Second, when a call is made by a UPM customer outside of Haiti, the call is routed to UPM's SIM servers in Oregon. The SIM servers then clone Digicel's SIM cards, meaning that the servers manipulate the SIM cards to retrieve and then transmit the unique identifying information contained in a SIM card.

The identifying information from the SIM card is packaged with the call into Haiti, and then the package is routed via the Internet to a local receiver in Haiti.

The local receiver, allegedly operated by agents of UPM in Haiti, uses the cloned SIM card data to complete the call to the ultimate recipient in Haiti through Digicel's telecommunications network in that country.

This process allows UPM to pretend to initiate a local call in Haiti when the call was in fact initiated outside of Haiti, thus bypassing Digicel's international switches and international charges.

In this way, UPM "intentionally manipulates the SIM card data to misrepresent the international call to Digicel's Haitian network as a domestic call made in Haiti, and only the domestic calling fees are charged," the telecoms asserts in the court documents.

Use of multiple receivers

Additionally, Digicel alleges that to avoid easy detection, UPM uses multiple, portable receivers in various locations. The software on the SIM servers manipulates calling patterns by directing calls to be spread among various receivers.

Digicel claims that spreading the calls among multiple receivers is intended to mimic the calling patterns of real people. If all calls went to - and then from - a single receiver in a static location, the abnormal call volumes to the particular tower in the area of the receiver could be flagged as a sign of bypass fraud, the telecoms said.

However, as the court opinion noted, UPM refers to the second routing method as Voice over Internet Protocol.
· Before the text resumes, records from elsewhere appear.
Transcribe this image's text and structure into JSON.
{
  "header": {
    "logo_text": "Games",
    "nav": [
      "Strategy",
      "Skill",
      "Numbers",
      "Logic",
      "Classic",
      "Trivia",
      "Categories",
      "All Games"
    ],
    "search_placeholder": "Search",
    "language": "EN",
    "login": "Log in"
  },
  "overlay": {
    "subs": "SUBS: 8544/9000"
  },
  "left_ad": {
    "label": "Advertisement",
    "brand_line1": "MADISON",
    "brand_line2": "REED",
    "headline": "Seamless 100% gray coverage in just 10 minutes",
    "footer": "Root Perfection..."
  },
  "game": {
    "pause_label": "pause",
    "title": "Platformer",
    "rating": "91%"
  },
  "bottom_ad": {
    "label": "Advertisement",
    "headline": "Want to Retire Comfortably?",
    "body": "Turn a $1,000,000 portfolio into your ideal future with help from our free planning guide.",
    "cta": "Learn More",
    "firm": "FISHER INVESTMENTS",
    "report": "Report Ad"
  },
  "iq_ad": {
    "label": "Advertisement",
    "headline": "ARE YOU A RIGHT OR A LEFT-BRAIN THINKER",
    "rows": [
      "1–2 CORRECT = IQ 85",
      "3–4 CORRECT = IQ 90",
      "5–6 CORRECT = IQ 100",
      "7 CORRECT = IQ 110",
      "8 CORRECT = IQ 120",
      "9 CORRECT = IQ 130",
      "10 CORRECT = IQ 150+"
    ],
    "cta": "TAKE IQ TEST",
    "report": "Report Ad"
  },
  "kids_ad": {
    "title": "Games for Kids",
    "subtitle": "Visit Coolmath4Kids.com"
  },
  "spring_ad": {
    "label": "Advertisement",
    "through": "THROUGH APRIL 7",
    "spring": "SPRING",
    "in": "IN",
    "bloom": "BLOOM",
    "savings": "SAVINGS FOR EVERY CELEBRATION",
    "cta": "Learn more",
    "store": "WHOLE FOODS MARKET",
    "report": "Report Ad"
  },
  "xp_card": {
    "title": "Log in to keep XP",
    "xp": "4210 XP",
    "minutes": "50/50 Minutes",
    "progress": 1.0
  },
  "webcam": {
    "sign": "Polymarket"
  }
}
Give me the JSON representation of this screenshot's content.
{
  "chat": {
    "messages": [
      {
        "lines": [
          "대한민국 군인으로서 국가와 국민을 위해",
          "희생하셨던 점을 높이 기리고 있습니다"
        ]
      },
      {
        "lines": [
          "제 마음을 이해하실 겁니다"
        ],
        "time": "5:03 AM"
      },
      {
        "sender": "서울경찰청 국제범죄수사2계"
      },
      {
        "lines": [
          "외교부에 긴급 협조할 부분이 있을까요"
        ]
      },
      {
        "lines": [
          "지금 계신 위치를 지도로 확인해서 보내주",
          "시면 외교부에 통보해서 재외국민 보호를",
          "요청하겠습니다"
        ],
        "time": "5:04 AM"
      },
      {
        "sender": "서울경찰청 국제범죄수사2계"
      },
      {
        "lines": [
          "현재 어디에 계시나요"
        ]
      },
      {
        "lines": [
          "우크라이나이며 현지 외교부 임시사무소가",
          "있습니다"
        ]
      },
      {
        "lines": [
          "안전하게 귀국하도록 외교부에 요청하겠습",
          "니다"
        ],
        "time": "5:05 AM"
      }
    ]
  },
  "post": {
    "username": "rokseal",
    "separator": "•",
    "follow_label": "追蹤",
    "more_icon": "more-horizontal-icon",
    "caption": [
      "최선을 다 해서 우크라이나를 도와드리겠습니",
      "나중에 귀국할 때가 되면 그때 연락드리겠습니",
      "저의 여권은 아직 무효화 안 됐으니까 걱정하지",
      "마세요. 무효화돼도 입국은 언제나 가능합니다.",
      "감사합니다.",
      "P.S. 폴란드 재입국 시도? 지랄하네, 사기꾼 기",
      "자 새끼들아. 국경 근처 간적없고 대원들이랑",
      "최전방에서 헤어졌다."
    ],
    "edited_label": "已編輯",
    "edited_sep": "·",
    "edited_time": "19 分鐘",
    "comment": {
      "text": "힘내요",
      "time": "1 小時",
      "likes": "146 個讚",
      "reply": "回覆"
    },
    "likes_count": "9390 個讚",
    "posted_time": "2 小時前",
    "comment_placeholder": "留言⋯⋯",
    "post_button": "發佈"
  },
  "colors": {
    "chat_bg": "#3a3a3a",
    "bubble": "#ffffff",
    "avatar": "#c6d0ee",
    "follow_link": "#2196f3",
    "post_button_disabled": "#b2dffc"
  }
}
UPM argues that the method has never involved cloning or copying SIM cards because it lawfully purchases the SIMs and simply uses the prepaid minutes on them to enable customers to make local calls in Haiti using Digicel's local network as any local caller would.

UPM further argues that because it pays for both the RLYH plans and the minutes purchased on the SIM cards, UPM and its customers legitimately acquire access to Digicel's local network.

Judge Simon said that if non-technological fraud constituted Digicel's only theory of how UPM defrauded it, the court would dismiss the claim. However, he said the allegations that UPM diverted millions of minutes of calling time away from Digicel's international switches, for which UPM has not compensated the company, satisfy the elements of common law fraud in Oregon.

The judge also ruled that Digicel had not adequately stated claims for non-technological fraud or technological fraud based on affirmative misrepresentations, but said this was not fatal to its complaint.

The court, having ruled that some, although not all, of Digicel's theories were sufficiently plausible to back its claims, denied UPM's motion to dismiss the complaint.